A few years later, World War I changed what the meadows around Frankfurt would be used for. They were to be used more frequently for war planes to take off. After the end of the war, the air traffic from Rebstock was quite intense and, mainly, with Zeppelins, which were considered to be the future of civil aviation at the time. The location of today’s Frankfurt airport – in the forests of the metropolis on the Main – was chosen in the middle of the 1930s.

In 1936 the new airport was officially opened, becoming the second biggest airport in Germany at that time, after Berlin’s Tempelhof airport. From its very first days Frankfurt became the flight base of the Lufthansa civil aviation company. After being used for military activities after World War II, the airport near Frankfurt remained in the hands of the Air Forces until Germany gained back its air superiority in 1955.
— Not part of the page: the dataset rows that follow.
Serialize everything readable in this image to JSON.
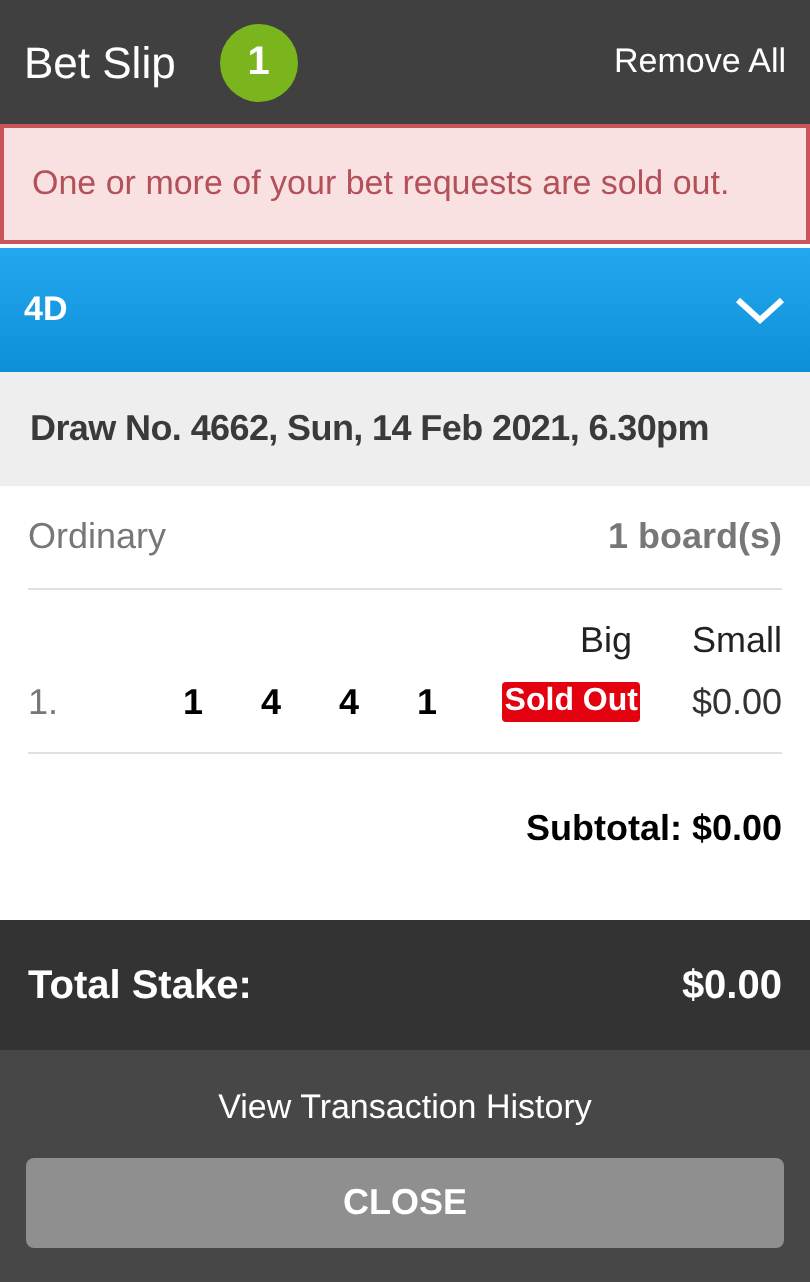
{
  "header": {
    "title": "Bet Slip",
    "count": "1",
    "remove_all": "Remove All"
  },
  "alert": {
    "message": "One or more of your bet requests are sold out."
  },
  "section": {
    "title": "4D",
    "expanded": true,
    "draw": "Draw No. 4662, Sun, 14 Feb 2021, 6.30pm",
    "bet_type": "Ordinary",
    "boards": "1 board(s)",
    "columns": [
      "Big",
      "Small"
    ],
    "rows": [
      {
        "index": "1.",
        "digits": [
          "1",
          "4",
          "4",
          "1"
        ],
        "big": {
          "text": "Sold Out",
          "sold_out": true
        },
        "small": {
          "text": "$0.00",
          "sold_out": false
        }
      }
    ],
    "subtotal": "Subtotal: $0.00"
  },
  "total": {
    "label": "Total Stake:",
    "value": "$0.00"
  },
  "footer": {
    "history_link": "View Transaction History",
    "close_button": "CLOSE"
  }
}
During the decade following the war, Frankfurt airport held a key role in building the air bridge to Western Berlin, at that time under Soviet blockade. Until 2005 Frankfurt remained both a civil airport and an American air-force base. The airport gained its greatest importance in the 1960s and 70s when the passenger flow grew rapidly and it became the second most important European air hub after Heathrow airport in London.

In 1972 the new passenger terminal was opened, called Terminal Mitte (today known as Terminal 1), designed to serve 30 million passengers per year. Apart from its overall area of 200 thousand square meters and its 56 gates, this terminal is also unique for its fully automated luggage conveyor belt. In the beginning it was 38 km in length and today it has been upgraded and lengthened to 70 km. It has been statistically proven that the precision of delivering passenger luggage to arriving passengers’ conveyor belts or to the cargo sectors of the airplanes is approximately 99.6%. The distribution of luggage is carried out by 650 transmitters (which read the barcodes on the paper stickers on the luggage and distribute it to the corresponding airplanes) along the whole length of the installation. Today Frankfurt am Main airport serves more than 60 million passengers per year via its three terminals – two general terminals and one for first class travelers.

This is the only airport in Germany with a local hospital in the terminal. In 1999 a new rail station was built, which directly connects it to the fast ICE trains from other important German cities. This convenient connection is often used when planning trips within Germany because sometimes it is much faster to travel from Frankfurt to Koln or Stuttgart by train, rather than by airplane. There are flights to all major world destinations from Frankfurt. What is interesting about Frankfurt airport is that since the 1970s there has been constant resistance by environmentalists against any future plansfor the airport’s expansion. The reason is that in order to build new buildings, forests need to be cut down. These protests gave the impetus for the creation of the influential “green” movement in Germany today. Frankfurt airport is really capable of changing our lives.